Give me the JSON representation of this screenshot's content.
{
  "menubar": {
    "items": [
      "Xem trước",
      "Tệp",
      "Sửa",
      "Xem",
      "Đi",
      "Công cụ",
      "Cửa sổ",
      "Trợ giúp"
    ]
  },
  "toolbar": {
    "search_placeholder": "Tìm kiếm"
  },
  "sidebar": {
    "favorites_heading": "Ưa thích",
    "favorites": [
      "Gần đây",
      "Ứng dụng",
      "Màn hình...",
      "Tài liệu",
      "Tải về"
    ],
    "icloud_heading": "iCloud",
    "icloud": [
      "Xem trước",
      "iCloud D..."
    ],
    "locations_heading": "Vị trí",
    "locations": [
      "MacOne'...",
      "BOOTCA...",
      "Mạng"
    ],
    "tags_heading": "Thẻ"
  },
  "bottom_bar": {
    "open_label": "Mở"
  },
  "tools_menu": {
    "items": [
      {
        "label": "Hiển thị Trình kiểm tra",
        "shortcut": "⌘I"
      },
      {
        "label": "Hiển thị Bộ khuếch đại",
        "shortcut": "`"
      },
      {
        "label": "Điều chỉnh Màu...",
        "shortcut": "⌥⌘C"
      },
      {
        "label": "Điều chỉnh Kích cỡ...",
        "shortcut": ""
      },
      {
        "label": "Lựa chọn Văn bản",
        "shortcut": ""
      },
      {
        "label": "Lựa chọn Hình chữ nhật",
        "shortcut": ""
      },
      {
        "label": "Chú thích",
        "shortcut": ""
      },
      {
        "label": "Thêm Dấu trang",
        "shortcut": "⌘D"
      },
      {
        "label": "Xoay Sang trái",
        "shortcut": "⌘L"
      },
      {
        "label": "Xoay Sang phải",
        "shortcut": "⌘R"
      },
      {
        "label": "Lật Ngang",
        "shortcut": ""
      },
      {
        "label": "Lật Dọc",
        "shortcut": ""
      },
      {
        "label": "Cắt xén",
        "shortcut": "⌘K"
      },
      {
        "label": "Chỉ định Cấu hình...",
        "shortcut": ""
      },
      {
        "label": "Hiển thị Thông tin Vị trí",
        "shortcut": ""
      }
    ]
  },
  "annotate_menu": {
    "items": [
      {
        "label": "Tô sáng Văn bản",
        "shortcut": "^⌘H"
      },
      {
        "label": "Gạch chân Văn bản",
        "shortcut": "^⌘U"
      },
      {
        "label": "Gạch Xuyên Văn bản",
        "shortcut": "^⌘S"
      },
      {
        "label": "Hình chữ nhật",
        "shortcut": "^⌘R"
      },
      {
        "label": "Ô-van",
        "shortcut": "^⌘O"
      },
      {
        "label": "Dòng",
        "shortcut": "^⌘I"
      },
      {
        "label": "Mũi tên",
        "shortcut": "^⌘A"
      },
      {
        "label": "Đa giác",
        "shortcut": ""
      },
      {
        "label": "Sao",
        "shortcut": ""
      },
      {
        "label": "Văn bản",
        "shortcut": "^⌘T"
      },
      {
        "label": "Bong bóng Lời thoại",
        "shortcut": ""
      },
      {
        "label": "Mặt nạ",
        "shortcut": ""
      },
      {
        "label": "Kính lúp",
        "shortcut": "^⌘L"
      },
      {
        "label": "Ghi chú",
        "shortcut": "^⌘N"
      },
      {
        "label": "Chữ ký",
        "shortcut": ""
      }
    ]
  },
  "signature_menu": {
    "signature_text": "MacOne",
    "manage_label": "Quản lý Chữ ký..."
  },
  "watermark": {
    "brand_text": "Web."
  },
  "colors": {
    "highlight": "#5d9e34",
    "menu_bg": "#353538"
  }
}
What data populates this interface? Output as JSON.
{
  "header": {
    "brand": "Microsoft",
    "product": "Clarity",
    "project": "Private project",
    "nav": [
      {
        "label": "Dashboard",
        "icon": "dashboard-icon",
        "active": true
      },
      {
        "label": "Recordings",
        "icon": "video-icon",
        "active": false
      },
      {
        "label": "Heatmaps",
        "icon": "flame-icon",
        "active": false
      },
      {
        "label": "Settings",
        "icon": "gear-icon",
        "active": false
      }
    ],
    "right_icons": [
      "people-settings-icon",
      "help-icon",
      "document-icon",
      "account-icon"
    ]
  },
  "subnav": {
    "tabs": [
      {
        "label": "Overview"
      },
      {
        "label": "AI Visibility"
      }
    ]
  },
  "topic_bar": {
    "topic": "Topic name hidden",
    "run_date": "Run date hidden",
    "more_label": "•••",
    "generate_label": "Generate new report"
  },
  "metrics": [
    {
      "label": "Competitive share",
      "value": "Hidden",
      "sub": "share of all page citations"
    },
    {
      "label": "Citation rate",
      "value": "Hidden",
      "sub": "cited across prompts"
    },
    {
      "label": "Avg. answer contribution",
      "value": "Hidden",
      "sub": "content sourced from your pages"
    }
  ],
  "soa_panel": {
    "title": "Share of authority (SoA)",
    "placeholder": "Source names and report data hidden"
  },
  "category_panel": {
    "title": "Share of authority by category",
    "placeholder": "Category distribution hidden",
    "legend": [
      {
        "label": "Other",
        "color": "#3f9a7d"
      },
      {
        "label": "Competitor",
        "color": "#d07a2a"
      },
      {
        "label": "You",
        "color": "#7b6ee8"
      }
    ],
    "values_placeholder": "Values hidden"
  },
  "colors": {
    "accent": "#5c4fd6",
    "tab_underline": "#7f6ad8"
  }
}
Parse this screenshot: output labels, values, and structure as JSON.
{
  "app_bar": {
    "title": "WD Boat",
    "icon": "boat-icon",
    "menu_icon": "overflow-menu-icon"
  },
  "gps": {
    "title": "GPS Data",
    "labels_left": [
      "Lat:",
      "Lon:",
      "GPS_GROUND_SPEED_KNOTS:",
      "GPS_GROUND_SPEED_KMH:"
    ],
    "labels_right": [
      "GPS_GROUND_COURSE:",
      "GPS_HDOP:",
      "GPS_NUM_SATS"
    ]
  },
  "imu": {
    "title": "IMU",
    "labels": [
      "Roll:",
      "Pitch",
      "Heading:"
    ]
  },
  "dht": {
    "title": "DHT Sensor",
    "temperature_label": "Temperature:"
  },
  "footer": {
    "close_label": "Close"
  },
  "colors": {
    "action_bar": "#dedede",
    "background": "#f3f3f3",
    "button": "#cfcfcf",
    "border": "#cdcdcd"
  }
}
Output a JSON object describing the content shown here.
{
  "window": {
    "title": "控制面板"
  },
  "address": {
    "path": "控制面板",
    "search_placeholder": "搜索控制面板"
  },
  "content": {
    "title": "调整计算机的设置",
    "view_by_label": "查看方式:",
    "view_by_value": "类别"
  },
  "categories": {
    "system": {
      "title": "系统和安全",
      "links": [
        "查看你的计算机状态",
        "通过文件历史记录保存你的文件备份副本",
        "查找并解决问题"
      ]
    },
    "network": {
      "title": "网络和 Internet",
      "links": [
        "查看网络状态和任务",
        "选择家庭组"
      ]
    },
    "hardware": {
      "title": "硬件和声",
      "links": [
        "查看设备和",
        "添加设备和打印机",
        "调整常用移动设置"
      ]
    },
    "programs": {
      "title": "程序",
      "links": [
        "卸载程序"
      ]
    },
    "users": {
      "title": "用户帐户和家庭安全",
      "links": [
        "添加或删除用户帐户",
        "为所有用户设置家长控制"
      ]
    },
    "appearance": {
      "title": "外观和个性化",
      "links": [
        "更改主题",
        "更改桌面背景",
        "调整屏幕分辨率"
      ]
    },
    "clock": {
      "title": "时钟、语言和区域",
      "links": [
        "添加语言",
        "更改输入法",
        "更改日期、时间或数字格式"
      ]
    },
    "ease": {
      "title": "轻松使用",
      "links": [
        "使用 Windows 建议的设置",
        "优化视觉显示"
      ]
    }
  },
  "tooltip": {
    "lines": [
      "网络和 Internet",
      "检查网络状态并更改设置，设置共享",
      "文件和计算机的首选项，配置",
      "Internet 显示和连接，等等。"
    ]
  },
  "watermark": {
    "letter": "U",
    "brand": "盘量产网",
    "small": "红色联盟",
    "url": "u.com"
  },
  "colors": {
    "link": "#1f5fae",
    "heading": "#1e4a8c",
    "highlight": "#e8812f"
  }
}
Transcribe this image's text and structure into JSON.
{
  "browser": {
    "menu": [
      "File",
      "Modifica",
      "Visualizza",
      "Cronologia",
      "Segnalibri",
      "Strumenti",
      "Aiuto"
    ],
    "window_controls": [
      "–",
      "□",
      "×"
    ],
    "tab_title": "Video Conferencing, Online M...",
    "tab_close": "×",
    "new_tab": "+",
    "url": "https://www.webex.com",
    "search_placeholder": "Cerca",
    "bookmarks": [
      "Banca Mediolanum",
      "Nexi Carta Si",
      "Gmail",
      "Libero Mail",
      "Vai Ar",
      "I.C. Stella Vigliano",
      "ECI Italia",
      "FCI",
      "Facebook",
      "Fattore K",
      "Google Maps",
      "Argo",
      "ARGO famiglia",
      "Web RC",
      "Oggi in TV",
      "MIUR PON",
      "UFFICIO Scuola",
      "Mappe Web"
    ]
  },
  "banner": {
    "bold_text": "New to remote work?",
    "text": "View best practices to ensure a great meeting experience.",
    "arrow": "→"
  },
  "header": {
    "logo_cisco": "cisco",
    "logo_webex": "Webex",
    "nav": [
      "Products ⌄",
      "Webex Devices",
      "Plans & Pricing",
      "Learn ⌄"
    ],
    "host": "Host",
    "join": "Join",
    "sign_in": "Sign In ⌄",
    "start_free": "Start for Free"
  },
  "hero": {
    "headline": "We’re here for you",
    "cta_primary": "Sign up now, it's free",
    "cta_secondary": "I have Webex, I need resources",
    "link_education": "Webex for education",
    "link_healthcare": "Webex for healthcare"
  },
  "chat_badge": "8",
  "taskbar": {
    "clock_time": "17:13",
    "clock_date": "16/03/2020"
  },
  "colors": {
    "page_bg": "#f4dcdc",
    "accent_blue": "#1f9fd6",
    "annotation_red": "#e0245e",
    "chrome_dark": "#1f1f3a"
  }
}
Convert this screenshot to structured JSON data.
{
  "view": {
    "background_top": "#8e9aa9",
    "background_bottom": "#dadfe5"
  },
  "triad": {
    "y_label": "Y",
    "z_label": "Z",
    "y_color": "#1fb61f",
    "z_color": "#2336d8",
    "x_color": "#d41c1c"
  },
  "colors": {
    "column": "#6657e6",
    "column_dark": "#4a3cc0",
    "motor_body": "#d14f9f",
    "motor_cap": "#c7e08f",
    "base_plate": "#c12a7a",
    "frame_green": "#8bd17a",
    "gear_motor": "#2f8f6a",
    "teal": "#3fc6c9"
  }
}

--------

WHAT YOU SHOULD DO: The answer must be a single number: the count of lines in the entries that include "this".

WRITTEN REPLY: 5